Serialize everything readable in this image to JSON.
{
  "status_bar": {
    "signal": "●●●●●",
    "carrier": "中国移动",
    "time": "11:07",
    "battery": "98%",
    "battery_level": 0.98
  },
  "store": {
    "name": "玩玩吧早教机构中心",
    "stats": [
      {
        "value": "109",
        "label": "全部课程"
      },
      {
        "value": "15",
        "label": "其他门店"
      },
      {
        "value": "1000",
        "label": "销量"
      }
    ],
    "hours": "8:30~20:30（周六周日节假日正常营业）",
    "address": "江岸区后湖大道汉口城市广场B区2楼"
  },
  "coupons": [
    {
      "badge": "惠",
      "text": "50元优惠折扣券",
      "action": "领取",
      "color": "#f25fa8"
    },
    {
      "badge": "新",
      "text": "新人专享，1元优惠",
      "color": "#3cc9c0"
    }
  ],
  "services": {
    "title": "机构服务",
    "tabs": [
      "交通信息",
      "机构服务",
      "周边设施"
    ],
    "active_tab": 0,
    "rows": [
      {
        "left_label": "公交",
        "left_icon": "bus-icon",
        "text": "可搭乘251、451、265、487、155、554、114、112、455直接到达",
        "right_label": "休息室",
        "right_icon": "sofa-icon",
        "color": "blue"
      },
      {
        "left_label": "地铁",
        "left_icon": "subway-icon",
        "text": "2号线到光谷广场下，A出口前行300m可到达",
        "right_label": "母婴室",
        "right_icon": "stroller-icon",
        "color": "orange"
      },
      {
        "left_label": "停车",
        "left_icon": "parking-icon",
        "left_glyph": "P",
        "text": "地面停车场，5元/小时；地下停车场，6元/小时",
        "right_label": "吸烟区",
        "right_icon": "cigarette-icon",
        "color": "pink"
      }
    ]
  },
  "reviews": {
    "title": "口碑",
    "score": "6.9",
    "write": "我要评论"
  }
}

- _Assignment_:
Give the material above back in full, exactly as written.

- _Answer for the task_:
Serialize everything readable in this image to JSON.
{
  "status_bar": {
    "signal": "●●●●●",
    "carrier": "中国移动",
    "time": "11:07",
    "battery": "98%",
    "battery_level": 0.98
  },
  "store": {
    "name": "玩玩吧早教机构中心",
    "stats": [
      {
        "value": "109",
        "label": "全部课程"
      },
      {
        "value": "15",
        "label": "其他门店"
      },
      {
        "value": "1000",
        "label": "销量"
      }
    ],
    "hours": "8:30~20:30（周六周日节假日正常营业）",
    "address": "江岸区后湖大道汉口城市广场B区2楼"
  },
  "coupons": [
    {
      "badge": "惠",
      "text": "50元优惠折扣券",
      "action": "领取",
      "color": "#f25fa8"
    },
    {
      "badge": "新",
      "text": "新人专享，1元优惠",
      "color": "#3cc9c0"
    }
  ],
  "services": {
    "title": "机构服务",
    "tabs": [
      "交通信息",
      "机构服务",
      "周边设施"
    ],
    "active_tab": 0,
    "rows": [
      {
        "left_label": "公交",
        "left_icon": "bus-icon",
        "text": "可搭乘251、451、265、487、155、554、114、112、455直接到达",
        "right_label": "休息室",
        "right_icon": "sofa-icon",
        "color": "blue"
      },
      {
        "left_label": "地铁",
        "left_icon": "subway-icon",
        "text": "2号线到光谷广场下，A出口前行300m可到达",
        "right_label": "母婴室",
        "right_icon": "stroller-icon",
        "color": "orange"
      },
      {
        "left_label": "停车",
        "left_icon": "parking-icon",
        "left_glyph": "P",
        "text": "地面停车场，5元/小时；地下停车场，6元/小时",
        "right_label": "吸烟区",
        "right_icon": "cigarette-icon",
        "color": "pink"
      }
    ]
  },
  "reviews": {
    "title": "口碑",
    "score": "6.9",
    "write": "我要评论"
  }
}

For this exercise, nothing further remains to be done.